- **Work instructions**
Below this task are records; return each one exactly and omit its images.

Page and application data records:
────────────────────
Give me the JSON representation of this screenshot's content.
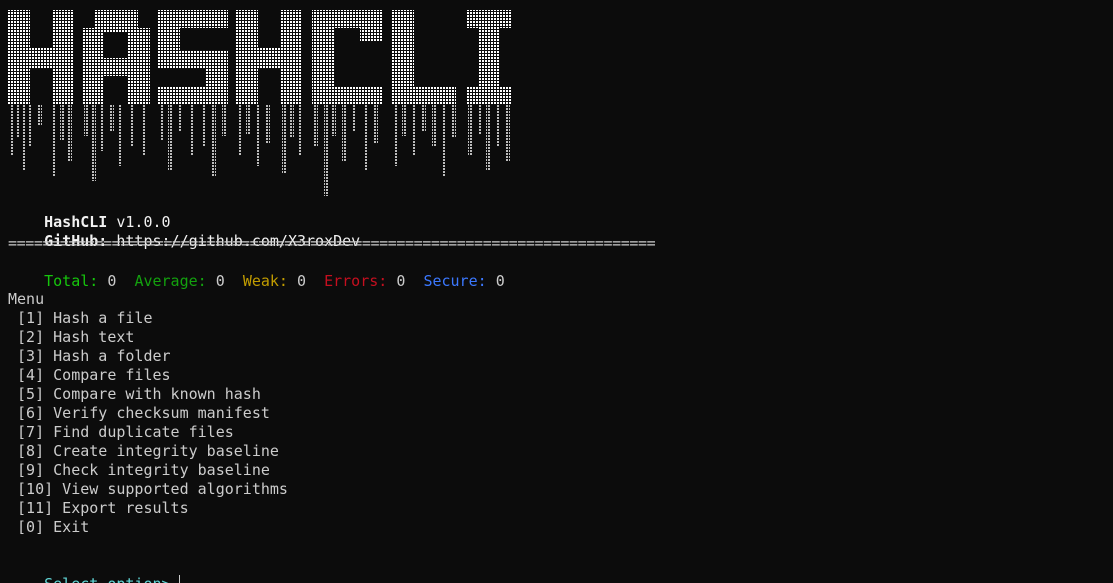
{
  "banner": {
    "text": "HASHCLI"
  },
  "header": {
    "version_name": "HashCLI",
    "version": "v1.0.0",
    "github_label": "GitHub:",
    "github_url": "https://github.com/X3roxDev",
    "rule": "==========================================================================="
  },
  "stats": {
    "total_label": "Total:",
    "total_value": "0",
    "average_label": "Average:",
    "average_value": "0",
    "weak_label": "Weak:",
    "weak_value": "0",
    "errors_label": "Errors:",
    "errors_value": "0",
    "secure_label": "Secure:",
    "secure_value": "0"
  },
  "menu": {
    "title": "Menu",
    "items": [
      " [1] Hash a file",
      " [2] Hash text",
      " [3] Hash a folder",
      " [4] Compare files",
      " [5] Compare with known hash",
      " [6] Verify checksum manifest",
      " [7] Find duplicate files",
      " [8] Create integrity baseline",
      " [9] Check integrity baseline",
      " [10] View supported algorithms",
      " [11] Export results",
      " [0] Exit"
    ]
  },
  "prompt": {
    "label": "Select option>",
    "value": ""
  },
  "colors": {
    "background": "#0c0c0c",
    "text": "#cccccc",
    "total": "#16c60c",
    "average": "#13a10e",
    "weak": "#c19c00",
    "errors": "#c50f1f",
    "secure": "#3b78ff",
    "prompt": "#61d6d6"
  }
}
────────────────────
- **Answer space**
Give me the JSON representation of this screenshot's content.
{
  "banner": {
    "text": "HASHCLI"
  },
  "header": {
    "version_name": "HashCLI",
    "version": "v1.0.0",
    "github_label": "GitHub:",
    "github_url": "https://github.com/X3roxDev",
    "rule": "==========================================================================="
  },
  "stats": {
    "total_label": "Total:",
    "total_value": "0",
    "average_label": "Average:",
    "average_value": "0",
    "weak_label": "Weak:",
    "weak_value": "0",
    "errors_label": "Errors:",
    "errors_value": "0",
    "secure_label": "Secure:",
    "secure_value": "0"
  },
  "menu": {
    "title": "Menu",
    "items": [
      " [1] Hash a file",
      " [2] Hash text",
      " [3] Hash a folder",
      " [4] Compare files",
      " [5] Compare with known hash",
      " [6] Verify checksum manifest",
      " [7] Find duplicate files",
      " [8] Create integrity baseline",
      " [9] Check integrity baseline",
      " [10] View supported algorithms",
      " [11] Export results",
      " [0] Exit"
    ]
  },
  "prompt": {
    "label": "Select option>",
    "value": ""
  },
  "colors": {
    "background": "#0c0c0c",
    "text": "#cccccc",
    "total": "#16c60c",
    "average": "#13a10e",
    "weak": "#c19c00",
    "errors": "#c50f1f",
    "secure": "#3b78ff",
    "prompt": "#61d6d6"
  }
}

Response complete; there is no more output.